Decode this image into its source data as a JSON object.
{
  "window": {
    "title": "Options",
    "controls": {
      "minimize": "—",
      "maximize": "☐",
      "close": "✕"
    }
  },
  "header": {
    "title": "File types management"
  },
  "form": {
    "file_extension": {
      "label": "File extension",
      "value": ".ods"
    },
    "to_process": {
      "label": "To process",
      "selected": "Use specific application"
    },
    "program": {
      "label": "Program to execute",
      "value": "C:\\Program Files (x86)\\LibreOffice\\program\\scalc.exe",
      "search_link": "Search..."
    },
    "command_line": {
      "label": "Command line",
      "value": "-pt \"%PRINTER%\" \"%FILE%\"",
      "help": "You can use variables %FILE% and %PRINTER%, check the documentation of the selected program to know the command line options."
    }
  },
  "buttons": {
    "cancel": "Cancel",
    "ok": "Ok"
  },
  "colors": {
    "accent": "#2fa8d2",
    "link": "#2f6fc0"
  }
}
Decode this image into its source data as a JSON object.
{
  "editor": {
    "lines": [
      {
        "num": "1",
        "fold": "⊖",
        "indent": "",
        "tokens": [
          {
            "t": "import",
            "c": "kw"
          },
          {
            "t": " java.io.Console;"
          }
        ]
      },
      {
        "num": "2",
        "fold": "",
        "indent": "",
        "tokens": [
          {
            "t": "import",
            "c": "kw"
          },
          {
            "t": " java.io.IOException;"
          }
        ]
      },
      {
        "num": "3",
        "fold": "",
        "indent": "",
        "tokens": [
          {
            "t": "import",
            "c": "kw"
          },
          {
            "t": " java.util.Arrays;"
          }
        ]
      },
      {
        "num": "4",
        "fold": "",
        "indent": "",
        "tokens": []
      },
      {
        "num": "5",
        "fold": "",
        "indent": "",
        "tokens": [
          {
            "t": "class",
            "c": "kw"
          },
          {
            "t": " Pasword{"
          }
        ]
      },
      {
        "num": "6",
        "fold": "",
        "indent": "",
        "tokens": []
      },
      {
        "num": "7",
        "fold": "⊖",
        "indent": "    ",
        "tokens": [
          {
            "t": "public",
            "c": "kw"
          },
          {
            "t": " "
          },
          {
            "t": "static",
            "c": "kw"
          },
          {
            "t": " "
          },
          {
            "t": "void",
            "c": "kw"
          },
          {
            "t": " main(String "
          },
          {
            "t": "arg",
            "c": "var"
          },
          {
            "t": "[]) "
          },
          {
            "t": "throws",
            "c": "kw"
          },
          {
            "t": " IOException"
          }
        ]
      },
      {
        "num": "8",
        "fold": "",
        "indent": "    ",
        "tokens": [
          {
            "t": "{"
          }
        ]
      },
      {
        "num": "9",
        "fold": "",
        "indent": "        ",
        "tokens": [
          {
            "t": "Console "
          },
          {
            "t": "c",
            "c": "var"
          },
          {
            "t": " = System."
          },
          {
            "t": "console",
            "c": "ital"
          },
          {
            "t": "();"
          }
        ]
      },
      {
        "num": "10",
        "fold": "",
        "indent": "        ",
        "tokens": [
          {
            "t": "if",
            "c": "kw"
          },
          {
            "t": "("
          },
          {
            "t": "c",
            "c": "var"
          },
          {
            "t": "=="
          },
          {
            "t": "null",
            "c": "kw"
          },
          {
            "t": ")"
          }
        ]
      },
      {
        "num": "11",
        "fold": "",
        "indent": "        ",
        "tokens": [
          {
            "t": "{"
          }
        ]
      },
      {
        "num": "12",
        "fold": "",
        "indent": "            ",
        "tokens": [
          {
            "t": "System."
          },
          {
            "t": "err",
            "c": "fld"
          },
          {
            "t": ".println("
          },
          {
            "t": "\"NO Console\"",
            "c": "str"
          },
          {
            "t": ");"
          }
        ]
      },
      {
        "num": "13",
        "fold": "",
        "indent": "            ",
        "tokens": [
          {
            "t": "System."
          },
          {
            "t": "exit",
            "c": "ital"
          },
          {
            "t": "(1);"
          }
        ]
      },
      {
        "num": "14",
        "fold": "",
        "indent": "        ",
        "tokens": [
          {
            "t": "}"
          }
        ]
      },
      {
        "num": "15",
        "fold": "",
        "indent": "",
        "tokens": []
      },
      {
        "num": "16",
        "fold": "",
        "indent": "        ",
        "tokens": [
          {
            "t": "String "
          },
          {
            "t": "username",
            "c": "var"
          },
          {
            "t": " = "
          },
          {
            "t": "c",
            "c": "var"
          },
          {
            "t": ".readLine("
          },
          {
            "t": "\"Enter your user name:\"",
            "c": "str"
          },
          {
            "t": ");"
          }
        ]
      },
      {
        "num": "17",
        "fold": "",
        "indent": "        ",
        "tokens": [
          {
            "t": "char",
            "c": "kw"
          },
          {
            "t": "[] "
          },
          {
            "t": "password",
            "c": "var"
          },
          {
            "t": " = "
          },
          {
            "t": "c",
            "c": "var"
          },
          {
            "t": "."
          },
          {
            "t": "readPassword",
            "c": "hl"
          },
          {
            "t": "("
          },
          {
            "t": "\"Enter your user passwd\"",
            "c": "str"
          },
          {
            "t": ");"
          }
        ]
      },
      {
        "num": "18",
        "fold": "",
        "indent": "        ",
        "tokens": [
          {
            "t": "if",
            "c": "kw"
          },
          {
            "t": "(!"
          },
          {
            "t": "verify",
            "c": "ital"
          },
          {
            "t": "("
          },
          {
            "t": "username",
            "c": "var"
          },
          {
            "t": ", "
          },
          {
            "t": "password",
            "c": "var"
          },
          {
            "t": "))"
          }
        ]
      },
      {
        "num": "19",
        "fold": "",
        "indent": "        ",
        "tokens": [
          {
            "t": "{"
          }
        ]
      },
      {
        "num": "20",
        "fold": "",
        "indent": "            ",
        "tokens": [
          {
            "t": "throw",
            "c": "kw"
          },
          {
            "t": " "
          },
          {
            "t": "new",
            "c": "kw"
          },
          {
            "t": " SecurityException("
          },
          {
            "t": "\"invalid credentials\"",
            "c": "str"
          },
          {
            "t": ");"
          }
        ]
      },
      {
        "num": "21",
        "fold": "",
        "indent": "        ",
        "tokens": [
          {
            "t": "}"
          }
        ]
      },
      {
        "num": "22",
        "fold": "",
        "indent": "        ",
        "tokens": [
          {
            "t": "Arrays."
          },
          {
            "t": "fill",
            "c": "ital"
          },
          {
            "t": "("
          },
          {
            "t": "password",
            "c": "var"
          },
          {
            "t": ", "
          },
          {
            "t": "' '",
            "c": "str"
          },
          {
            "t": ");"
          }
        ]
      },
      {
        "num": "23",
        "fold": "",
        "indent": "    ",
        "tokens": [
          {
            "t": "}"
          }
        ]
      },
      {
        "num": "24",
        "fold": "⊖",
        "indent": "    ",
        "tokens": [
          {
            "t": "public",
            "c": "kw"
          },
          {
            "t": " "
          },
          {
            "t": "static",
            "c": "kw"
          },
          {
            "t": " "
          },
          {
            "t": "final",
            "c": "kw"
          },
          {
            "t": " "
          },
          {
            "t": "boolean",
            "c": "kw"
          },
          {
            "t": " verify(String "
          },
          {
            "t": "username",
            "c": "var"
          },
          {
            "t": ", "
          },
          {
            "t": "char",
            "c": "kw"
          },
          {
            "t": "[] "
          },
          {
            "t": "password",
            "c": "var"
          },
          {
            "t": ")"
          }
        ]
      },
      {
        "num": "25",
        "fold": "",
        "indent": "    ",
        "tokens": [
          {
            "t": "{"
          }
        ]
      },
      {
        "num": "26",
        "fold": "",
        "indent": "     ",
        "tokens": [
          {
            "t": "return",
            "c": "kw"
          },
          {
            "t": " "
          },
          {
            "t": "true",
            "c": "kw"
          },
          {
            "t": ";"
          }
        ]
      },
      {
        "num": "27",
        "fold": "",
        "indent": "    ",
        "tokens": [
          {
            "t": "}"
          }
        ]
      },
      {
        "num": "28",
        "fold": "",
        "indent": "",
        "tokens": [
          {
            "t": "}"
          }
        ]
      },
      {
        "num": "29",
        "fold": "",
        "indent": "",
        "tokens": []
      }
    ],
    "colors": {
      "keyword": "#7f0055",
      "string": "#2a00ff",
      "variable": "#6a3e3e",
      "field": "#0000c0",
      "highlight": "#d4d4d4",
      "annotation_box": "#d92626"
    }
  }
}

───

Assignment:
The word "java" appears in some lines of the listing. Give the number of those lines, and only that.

Task solution:
3